Pennies have an estimated 25-year life span, but because so many of them fall through the proverbial cracks, demand from year to year varies. People do try to “recycle” them, though: the company known for its green-and-white coin-collecting kiosks, Coinstar, processed more than 18.5 billion pennies in 2015, which are all eventually deposited with banks, said Susan Johnston, a representative of the company.
So whither the penny? If it can't be made greener, why not get rid of it entirely?
For decades, anti-pennyists have trotted out arguments advocating for the penny’s elimination, mostly because of economics.
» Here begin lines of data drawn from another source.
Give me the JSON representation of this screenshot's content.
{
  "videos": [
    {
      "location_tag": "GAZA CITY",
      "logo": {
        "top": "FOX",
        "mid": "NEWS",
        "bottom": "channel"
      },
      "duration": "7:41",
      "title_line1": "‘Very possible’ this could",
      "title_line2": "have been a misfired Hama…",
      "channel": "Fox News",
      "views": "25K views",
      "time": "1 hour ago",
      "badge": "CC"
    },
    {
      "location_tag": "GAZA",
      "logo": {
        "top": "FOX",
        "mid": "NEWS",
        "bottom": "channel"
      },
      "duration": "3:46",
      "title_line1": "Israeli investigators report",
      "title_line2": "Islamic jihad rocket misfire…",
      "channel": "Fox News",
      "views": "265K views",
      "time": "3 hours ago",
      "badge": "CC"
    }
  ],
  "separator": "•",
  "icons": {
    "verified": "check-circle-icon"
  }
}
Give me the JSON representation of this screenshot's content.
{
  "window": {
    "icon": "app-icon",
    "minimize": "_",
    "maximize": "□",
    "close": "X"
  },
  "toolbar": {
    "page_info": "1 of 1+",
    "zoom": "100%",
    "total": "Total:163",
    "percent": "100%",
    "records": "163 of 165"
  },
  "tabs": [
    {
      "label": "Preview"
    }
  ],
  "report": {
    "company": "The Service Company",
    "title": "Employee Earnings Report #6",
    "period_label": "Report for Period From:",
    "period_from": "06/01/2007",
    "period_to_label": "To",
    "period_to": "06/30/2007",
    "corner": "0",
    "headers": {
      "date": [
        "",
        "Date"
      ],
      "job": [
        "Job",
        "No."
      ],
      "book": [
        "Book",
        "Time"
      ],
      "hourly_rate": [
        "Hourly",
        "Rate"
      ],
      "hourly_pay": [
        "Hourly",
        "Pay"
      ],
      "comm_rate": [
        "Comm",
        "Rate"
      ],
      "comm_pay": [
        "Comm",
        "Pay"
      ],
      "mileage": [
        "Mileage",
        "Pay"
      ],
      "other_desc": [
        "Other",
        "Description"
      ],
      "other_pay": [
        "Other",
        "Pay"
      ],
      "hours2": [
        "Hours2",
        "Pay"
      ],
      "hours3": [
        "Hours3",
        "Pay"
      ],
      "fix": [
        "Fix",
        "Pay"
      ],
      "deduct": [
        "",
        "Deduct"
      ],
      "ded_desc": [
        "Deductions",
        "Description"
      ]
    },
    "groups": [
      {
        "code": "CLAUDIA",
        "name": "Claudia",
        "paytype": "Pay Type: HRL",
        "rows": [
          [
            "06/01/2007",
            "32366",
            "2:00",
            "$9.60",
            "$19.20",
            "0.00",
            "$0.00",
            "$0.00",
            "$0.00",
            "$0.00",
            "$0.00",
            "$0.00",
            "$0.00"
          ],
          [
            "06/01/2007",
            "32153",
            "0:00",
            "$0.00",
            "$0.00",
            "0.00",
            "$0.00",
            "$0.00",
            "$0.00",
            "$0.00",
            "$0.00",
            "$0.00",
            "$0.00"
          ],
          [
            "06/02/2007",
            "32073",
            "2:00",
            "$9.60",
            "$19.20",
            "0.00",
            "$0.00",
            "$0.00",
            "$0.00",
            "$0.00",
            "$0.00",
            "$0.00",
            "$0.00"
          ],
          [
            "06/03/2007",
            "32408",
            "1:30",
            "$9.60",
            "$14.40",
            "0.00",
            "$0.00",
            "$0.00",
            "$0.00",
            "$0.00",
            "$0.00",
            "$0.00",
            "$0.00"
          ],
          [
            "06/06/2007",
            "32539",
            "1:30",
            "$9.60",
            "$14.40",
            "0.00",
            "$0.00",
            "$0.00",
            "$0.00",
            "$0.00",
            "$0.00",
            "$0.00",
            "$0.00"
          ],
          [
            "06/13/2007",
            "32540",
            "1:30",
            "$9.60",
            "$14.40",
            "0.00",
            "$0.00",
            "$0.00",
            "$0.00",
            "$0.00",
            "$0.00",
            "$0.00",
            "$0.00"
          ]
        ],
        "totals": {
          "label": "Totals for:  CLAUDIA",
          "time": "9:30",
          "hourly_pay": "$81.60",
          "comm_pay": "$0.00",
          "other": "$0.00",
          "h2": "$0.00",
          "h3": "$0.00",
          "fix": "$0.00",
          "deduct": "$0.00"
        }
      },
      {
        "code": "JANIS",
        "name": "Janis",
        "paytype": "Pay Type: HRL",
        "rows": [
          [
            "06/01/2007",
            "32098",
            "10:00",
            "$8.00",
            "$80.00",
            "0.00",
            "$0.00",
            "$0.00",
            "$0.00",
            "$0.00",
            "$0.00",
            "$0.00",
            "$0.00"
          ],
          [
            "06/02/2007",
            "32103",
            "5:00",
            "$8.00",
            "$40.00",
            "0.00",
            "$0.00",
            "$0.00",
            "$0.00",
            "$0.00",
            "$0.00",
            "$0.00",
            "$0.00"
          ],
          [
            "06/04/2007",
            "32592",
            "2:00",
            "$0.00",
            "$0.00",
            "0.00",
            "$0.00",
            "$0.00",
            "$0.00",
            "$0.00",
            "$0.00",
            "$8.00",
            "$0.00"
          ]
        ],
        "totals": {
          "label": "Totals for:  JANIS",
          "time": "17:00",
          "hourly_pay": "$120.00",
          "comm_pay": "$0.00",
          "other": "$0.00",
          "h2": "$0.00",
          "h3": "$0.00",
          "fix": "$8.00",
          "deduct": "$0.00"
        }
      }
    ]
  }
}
Former Arizona congressman Jim Kolbe introduced three bills from 1989 to 2006 to try and get the government to ditch its smallest denomination; more recently, John Oliver ended his 2015 season with a viral rant on the “garbage” currency.
On the other hand, plenty of people are fine with the penny. For some, its chief value is sentimental, a cultural icon; others worry that customers will suffer if prices get rounded up rather than down.
There's one group that really wants to keep the penny around, though: Jarden Zinc Products, whose current contract with the Mint is valued at $425 million, according to Mint spokesman Michael White.
For Knobel, the UC Davis student, the answer seems clear: economically as well as environmentally, it makes sense to get rid of the penny.
“After doing the research, it became clear that the penny isn’t needed,” she said. “If the Mint is trying to reduce energy, why not reduce it by a whole coin? That would be a huge step in the right direction. I don’t think it’s going to be that big of a deal.”
Don’t agree? Ask the former director of the U.S. Mint, Philip Diehl, who said at the end of 2015 that the penny was “beyond hope.”